» WHAT IS BEING ASKED
Below are some records. Say in a single number how many of their lines include the word "shortcut".

** RECORDS FOR THIS EXERCISE follows **

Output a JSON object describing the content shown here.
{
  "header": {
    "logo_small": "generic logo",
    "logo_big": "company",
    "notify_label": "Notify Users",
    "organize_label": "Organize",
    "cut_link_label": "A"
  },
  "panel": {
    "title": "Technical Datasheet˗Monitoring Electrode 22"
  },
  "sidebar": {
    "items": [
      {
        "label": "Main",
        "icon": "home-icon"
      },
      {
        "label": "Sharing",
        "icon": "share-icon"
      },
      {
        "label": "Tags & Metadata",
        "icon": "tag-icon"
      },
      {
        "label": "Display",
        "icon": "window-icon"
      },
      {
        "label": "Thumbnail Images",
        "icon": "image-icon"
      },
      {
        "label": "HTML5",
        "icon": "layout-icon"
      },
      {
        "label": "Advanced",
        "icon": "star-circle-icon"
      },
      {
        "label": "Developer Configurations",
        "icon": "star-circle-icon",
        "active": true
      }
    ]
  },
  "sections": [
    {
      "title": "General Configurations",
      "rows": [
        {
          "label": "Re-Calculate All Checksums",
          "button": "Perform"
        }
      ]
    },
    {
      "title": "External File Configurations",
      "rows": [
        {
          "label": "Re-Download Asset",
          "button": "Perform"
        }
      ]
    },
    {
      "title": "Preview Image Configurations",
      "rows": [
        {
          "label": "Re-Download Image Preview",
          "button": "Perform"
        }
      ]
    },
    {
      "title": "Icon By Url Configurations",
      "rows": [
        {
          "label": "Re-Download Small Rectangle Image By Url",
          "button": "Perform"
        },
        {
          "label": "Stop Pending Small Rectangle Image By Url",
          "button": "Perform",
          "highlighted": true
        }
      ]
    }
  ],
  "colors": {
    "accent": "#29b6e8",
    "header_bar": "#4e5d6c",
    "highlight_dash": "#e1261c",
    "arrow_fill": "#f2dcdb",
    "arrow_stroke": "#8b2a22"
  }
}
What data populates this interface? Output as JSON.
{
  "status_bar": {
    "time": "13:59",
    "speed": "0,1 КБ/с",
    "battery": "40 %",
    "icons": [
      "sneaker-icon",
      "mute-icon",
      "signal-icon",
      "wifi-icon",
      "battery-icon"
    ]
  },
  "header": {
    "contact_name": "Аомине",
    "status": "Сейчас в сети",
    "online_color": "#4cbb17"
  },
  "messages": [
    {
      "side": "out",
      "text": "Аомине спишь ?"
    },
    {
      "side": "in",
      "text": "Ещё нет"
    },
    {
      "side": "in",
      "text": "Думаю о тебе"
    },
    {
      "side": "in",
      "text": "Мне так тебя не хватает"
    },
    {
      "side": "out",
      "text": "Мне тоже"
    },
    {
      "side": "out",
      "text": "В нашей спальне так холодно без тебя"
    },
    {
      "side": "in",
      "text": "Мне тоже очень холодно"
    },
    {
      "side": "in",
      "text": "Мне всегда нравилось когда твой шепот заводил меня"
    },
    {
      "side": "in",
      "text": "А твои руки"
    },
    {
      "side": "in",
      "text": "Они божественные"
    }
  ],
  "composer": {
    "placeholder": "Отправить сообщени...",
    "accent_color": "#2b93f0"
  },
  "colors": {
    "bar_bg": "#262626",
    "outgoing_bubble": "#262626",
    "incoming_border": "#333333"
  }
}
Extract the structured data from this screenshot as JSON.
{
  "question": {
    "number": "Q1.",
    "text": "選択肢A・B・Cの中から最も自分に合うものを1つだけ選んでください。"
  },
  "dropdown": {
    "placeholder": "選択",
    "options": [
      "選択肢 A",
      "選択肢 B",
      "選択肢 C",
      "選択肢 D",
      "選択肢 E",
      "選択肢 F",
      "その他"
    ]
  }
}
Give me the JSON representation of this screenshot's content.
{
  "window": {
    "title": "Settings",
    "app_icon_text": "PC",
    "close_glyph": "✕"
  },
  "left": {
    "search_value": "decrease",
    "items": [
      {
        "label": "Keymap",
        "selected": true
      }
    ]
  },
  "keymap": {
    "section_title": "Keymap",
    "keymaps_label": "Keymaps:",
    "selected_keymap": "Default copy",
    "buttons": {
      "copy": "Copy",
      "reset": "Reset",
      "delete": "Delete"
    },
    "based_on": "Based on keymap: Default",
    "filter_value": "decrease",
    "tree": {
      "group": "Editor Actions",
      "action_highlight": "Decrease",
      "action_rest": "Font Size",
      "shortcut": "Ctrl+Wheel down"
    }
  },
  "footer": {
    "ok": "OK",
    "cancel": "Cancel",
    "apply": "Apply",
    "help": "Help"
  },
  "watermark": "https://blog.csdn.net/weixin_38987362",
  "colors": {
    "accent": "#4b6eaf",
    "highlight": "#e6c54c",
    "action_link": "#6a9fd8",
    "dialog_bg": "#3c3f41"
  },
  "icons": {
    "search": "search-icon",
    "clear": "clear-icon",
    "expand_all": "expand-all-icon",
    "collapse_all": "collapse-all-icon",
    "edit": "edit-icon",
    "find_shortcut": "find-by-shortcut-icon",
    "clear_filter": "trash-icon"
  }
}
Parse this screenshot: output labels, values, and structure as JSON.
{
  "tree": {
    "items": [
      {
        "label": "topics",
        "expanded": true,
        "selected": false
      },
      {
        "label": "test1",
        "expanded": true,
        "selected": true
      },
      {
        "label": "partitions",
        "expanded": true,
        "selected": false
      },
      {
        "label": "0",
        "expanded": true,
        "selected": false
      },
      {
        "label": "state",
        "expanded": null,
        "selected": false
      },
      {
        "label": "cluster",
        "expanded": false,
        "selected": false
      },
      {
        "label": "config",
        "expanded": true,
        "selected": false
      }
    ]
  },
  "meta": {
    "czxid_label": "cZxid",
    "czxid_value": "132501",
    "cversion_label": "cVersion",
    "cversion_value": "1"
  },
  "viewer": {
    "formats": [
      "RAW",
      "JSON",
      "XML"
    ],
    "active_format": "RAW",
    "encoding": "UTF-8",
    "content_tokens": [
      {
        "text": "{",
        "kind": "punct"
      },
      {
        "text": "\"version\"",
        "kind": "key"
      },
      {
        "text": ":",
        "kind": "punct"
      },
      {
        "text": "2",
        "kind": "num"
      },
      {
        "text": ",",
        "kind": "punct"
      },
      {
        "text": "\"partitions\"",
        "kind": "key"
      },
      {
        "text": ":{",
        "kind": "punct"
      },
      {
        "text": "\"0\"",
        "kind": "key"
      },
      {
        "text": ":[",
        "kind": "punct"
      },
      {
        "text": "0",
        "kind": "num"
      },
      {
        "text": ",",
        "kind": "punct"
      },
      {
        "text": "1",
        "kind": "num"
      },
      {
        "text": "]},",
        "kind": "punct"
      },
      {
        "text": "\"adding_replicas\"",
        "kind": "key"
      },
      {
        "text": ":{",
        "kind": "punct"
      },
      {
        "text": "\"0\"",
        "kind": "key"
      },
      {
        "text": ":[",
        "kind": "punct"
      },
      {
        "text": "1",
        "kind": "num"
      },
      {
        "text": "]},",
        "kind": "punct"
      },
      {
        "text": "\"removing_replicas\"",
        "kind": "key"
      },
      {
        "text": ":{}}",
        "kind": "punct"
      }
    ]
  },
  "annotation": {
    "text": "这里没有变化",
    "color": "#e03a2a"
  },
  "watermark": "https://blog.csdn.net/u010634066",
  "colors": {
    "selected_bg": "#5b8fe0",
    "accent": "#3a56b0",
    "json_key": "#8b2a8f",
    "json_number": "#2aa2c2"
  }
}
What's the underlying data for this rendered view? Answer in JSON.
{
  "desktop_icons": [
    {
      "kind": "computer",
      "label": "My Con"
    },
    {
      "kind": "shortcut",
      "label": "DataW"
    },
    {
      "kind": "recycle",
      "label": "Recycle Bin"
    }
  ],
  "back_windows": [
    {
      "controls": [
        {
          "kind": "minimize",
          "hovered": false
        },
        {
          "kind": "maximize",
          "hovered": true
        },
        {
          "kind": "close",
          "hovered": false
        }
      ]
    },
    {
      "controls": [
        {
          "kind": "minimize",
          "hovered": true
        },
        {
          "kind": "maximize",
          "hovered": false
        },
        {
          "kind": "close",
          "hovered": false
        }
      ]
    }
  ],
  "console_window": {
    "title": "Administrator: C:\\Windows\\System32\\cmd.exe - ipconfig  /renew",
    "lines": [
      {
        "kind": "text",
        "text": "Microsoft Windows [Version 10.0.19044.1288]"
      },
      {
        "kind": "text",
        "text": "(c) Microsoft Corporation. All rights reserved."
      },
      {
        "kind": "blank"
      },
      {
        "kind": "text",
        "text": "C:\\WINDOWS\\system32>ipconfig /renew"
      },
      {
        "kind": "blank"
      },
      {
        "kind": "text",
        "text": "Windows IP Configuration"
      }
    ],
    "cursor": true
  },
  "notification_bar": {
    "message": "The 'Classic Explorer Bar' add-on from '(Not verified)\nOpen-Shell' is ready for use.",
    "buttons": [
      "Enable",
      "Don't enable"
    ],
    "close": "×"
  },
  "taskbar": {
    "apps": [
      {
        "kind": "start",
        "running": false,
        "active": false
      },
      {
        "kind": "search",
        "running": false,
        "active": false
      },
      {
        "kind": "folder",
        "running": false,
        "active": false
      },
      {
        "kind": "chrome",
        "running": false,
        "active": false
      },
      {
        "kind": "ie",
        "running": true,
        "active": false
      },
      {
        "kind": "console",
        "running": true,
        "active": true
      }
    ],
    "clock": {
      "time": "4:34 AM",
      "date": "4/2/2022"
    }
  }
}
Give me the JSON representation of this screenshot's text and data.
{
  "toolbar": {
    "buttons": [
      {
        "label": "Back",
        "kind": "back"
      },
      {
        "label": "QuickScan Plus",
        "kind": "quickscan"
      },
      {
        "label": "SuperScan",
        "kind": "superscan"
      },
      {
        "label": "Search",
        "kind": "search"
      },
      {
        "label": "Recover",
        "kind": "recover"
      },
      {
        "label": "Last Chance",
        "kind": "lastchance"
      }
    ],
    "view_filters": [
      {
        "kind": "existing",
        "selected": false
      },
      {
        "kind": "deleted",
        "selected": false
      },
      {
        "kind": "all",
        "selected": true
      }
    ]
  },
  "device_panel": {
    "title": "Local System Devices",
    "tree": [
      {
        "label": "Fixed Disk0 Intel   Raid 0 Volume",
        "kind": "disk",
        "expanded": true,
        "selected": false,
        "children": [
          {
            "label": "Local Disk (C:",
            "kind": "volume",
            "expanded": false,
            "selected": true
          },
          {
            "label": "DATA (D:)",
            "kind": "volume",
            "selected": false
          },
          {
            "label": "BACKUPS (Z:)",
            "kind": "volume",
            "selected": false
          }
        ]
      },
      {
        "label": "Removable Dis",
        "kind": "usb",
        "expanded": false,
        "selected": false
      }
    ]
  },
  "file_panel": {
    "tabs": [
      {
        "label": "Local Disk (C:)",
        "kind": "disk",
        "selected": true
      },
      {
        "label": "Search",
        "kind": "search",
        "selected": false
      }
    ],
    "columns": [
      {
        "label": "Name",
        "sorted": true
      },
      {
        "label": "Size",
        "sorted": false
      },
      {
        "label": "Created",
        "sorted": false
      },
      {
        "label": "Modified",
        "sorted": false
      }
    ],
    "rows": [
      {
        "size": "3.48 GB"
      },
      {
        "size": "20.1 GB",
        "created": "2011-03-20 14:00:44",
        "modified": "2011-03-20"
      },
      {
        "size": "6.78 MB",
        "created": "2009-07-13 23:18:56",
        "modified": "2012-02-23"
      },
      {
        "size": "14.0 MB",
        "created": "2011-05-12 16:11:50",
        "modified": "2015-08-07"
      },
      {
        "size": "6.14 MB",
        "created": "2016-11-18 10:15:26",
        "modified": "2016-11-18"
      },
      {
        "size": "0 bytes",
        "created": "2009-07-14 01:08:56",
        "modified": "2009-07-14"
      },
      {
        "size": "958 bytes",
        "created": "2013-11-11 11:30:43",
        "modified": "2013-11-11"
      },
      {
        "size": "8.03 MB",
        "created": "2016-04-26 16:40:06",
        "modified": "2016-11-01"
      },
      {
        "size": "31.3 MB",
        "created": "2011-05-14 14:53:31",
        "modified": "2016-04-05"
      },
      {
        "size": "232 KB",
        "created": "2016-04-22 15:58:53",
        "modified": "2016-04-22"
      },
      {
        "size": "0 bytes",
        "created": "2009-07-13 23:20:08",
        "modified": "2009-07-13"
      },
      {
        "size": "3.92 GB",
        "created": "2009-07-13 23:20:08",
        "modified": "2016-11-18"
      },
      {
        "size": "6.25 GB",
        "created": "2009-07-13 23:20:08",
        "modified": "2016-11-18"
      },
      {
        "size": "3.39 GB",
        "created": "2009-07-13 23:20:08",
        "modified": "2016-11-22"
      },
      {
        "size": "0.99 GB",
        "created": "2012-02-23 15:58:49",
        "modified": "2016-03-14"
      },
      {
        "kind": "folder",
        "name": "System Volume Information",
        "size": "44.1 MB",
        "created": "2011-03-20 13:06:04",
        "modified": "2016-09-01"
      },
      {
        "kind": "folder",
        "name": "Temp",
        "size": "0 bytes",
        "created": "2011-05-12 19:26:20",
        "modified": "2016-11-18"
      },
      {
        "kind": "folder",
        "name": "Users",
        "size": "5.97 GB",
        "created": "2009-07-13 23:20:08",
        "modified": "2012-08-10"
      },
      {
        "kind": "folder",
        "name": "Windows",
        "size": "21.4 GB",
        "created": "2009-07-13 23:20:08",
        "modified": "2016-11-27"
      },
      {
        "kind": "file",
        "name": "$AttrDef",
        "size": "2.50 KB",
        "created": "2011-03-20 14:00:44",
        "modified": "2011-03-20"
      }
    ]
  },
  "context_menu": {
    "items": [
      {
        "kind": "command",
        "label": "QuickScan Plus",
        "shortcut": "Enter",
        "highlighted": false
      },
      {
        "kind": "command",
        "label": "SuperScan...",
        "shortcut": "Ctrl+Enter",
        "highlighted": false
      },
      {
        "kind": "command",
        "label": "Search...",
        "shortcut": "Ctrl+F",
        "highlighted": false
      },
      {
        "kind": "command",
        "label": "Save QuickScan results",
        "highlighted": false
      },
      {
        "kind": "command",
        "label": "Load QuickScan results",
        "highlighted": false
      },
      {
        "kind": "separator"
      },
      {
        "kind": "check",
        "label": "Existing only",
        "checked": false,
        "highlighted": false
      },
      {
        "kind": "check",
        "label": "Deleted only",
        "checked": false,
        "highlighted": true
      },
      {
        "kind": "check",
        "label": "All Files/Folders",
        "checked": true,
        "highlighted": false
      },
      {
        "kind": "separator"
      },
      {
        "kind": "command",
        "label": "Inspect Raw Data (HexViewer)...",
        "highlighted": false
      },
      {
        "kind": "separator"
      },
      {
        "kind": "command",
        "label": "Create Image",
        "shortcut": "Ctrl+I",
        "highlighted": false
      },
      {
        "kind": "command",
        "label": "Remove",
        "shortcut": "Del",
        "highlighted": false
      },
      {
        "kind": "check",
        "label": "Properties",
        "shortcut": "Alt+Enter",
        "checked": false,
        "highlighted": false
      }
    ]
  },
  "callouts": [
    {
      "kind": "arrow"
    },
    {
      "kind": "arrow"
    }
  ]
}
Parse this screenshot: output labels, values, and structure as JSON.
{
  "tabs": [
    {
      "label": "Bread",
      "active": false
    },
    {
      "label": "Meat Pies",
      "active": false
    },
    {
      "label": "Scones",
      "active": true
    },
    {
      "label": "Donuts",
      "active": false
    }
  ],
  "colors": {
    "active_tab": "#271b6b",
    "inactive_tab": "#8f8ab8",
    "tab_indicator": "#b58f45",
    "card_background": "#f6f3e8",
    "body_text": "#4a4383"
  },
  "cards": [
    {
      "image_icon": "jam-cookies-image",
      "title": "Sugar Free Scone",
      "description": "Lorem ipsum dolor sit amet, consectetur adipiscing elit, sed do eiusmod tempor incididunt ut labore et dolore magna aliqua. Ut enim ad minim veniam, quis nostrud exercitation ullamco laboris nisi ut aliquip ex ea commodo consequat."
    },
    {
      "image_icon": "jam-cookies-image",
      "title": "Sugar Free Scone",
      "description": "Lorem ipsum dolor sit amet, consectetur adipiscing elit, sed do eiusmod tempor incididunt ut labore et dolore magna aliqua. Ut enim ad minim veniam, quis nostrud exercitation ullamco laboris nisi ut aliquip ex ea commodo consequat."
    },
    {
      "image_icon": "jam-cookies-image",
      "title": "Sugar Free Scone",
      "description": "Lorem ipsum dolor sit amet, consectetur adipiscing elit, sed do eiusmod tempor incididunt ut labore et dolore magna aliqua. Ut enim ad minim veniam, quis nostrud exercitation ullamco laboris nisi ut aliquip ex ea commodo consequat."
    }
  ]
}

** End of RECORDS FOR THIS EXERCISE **

» EXERCISE RESULT
9